> [MATERIAL TO PROCESS]
--- START ---

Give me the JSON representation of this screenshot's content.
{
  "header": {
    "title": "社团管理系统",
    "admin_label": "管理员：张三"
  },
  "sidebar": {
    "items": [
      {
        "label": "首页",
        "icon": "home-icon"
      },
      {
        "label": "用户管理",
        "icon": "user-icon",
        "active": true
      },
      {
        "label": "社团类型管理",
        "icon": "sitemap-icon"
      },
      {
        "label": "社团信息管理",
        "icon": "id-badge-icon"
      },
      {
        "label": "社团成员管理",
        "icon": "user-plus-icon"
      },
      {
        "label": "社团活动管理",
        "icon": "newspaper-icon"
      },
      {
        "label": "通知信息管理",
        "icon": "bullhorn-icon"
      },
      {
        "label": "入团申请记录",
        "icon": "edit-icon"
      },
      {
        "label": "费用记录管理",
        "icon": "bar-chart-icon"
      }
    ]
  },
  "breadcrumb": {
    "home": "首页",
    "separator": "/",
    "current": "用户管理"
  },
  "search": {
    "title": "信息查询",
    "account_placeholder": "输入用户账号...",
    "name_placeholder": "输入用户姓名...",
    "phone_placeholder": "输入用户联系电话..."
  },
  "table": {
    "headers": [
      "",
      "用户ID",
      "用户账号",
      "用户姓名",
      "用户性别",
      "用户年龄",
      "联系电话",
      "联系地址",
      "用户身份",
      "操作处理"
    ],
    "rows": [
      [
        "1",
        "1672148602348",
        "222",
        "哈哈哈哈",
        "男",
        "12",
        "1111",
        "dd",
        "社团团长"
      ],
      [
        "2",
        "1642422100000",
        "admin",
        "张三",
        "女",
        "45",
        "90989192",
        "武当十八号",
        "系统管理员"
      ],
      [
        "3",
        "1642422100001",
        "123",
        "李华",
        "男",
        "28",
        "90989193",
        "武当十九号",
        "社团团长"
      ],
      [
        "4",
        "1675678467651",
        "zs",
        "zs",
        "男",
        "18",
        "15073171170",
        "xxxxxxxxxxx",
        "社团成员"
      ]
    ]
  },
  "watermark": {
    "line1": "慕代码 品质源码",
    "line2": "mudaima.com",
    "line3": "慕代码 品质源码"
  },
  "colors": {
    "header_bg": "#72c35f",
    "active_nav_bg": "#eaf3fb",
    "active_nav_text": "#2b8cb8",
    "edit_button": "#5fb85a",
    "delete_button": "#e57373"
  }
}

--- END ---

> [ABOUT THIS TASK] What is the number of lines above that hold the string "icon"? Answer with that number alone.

> [ANSWER AREA] 9